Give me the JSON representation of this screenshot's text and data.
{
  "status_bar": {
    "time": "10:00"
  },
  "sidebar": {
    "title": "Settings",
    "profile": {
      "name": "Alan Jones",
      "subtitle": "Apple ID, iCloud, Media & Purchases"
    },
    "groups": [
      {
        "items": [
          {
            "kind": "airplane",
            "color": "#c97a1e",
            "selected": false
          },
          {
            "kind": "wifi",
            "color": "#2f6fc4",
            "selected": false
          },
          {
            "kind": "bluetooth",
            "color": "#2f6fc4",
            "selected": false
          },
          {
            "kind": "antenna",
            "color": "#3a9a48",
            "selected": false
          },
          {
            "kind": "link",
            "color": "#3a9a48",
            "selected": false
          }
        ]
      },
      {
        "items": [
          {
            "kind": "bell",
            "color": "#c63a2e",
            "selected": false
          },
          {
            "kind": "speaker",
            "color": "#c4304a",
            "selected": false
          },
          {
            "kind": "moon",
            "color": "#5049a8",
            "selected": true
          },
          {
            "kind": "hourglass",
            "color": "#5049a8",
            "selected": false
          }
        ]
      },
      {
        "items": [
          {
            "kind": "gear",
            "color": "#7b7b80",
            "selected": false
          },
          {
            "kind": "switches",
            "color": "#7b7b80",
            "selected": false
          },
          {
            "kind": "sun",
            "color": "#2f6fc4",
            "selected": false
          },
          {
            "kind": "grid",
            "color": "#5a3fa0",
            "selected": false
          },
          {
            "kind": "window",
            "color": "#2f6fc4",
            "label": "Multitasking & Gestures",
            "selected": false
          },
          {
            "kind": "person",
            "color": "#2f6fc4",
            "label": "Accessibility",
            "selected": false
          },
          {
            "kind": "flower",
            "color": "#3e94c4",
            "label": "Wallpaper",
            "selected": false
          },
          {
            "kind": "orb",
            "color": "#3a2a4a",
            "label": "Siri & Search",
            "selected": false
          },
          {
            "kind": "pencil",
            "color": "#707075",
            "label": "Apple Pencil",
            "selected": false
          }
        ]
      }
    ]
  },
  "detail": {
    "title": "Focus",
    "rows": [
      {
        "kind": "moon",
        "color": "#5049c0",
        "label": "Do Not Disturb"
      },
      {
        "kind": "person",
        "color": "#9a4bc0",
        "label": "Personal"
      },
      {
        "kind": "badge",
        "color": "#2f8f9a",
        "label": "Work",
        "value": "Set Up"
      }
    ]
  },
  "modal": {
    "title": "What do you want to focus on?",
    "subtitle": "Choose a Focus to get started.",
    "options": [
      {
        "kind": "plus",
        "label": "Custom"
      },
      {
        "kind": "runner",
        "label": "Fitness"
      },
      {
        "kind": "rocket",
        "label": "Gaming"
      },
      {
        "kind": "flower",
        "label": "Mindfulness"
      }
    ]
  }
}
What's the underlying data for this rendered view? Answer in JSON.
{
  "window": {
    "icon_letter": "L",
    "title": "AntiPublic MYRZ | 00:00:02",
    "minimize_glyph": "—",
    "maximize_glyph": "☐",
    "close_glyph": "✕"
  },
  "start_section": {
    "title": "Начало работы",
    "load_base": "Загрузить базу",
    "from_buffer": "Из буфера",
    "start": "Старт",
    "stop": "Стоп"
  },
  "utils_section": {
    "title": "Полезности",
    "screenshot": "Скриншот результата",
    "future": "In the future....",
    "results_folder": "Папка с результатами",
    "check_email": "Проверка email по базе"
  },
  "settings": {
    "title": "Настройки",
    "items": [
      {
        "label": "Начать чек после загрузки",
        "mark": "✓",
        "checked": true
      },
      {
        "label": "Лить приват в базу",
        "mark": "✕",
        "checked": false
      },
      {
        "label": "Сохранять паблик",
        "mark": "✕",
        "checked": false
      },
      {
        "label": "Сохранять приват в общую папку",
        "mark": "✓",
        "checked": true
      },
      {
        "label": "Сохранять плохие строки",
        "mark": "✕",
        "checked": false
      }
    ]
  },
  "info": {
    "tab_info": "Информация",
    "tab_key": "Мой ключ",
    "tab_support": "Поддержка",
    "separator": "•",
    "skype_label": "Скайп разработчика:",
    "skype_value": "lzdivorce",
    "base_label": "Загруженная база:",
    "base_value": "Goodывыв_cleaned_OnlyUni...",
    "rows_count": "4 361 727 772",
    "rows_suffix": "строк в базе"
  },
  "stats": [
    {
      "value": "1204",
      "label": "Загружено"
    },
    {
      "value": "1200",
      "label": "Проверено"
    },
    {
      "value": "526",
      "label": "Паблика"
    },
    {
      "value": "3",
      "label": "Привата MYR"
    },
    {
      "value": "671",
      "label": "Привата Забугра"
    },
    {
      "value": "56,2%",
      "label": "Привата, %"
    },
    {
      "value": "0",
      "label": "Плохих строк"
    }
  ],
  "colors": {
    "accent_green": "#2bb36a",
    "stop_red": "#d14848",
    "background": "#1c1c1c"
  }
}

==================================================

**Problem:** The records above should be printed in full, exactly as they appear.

**Reply to the task:**
Give me the JSON representation of this screenshot's text and data.
{
  "status_bar": {
    "time": "10:00"
  },
  "sidebar": {
    "title": "Settings",
    "profile": {
      "name": "Alan Jones",
      "subtitle": "Apple ID, iCloud, Media & Purchases"
    },
    "groups": [
      {
        "items": [
          {
            "kind": "airplane",
            "color": "#c97a1e",
            "selected": false
          },
          {
            "kind": "wifi",
            "color": "#2f6fc4",
            "selected": false
          },
          {
            "kind": "bluetooth",
            "color": "#2f6fc4",
            "selected": false
          },
          {
            "kind": "antenna",
            "color": "#3a9a48",
            "selected": false
          },
          {
            "kind": "link",
            "color": "#3a9a48",
            "selected": false
          }
        ]
      },
      {
        "items": [
          {
            "kind": "bell",
            "color": "#c63a2e",
            "selected": false
          },
          {
            "kind": "speaker",
            "color": "#c4304a",
            "selected": false
          },
          {
            "kind": "moon",
            "color": "#5049a8",
            "selected": true
          },
          {
            "kind": "hourglass",
            "color": "#5049a8",
            "selected": false
          }
        ]
      },
      {
        "items": [
          {
            "kind": "gear",
            "color": "#7b7b80",
            "selected": false
          },
          {
            "kind": "switches",
            "color": "#7b7b80",
            "selected": false
          },
          {
            "kind": "sun",
            "color": "#2f6fc4",
            "selected": false
          },
          {
            "kind": "grid",
            "color": "#5a3fa0",
            "selected": false
          },
          {
            "kind": "window",
            "color": "#2f6fc4",
            "label": "Multitasking & Gestures",
            "selected": false
          },
          {
            "kind": "person",
            "color": "#2f6fc4",
            "label": "Accessibility",
            "selected": false
          },
          {
            "kind": "flower",
            "color": "#3e94c4",
            "label": "Wallpaper",
            "selected": false
          },
          {
            "kind": "orb",
            "color": "#3a2a4a",
            "label": "Siri & Search",
            "selected": false
          },
          {
            "kind": "pencil",
            "color": "#707075",
            "label": "Apple Pencil",
            "selected": false
          }
        ]
      }
    ]
  },
  "detail": {
    "title": "Focus",
    "rows": [
      {
        "kind": "moon",
        "color": "#5049c0",
        "label": "Do Not Disturb"
      },
      {
        "kind": "person",
        "color": "#9a4bc0",
        "label": "Personal"
      },
      {
        "kind": "badge",
        "color": "#2f8f9a",
        "label": "Work",
        "value": "Set Up"
      }
    ]
  },
  "modal": {
    "title": "What do you want to focus on?",
    "subtitle": "Choose a Focus to get started.",
    "options": [
      {
        "kind": "plus",
        "label": "Custom"
      },
      {
        "kind": "runner",
        "label": "Fitness"
      },
      {
        "kind": "rocket",
        "label": "Gaming"
      },
      {
        "kind": "flower",
        "label": "Mindfulness"
      }
    ]
  }
}
What's the underlying data for this rendered view? Answer in JSON.
{
  "window": {
    "icon_letter": "L",
    "title": "AntiPublic MYRZ | 00:00:02",
    "minimize_glyph": "—",
    "maximize_glyph": "☐",
    "close_glyph": "✕"
  },
  "start_section": {
    "title": "Начало работы",
    "load_base": "Загрузить базу",
    "from_buffer": "Из буфера",
    "start": "Старт",
    "stop": "Стоп"
  },
  "utils_section": {
    "title": "Полезности",
    "screenshot": "Скриншот результата",
    "future": "In the future....",
    "results_folder": "Папка с результатами",
    "check_email": "Проверка email по базе"
  },
  "settings": {
    "title": "Настройки",
    "items": [
      {
        "label": "Начать чек после загрузки",
        "mark": "✓",
        "checked": true
      },
      {
        "label": "Лить приват в базу",
        "mark": "✕",
        "checked": false
      },
      {
        "label": "Сохранять паблик",
        "mark": "✕",
        "checked": false
      },
      {
        "label": "Сохранять приват в общую папку",
        "mark": "✓",
        "checked": true
      },
      {
        "label": "Сохранять плохие строки",
        "mark": "✕",
        "checked": false
      }
    ]
  },
  "info": {
    "tab_info": "Информация",
    "tab_key": "Мой ключ",
    "tab_support": "Поддержка",
    "separator": "•",
    "skype_label": "Скайп разработчика:",
    "skype_value": "lzdivorce",
    "base_label": "Загруженная база:",
    "base_value": "Goodывыв_cleaned_OnlyUni...",
    "rows_count": "4 361 727 772",
    "rows_suffix": "строк в базе"
  },
  "stats": [
    {
      "value": "1204",
      "label": "Загружено"
    },
    {
      "value": "1200",
      "label": "Проверено"
    },
    {
      "value": "526",
      "label": "Паблика"
    },
    {
      "value": "3",
      "label": "Привата MYR"
    },
    {
      "value": "671",
      "label": "Привата Забугра"
    },
    {
      "value": "56,2%",
      "label": "Привата, %"
    },
    {
      "value": "0",
      "label": "Плохих строк"
    }
  ],
  "colors": {
    "accent_green": "#2bb36a",
    "stop_red": "#d14848",
    "background": "#1c1c1c"
  }
}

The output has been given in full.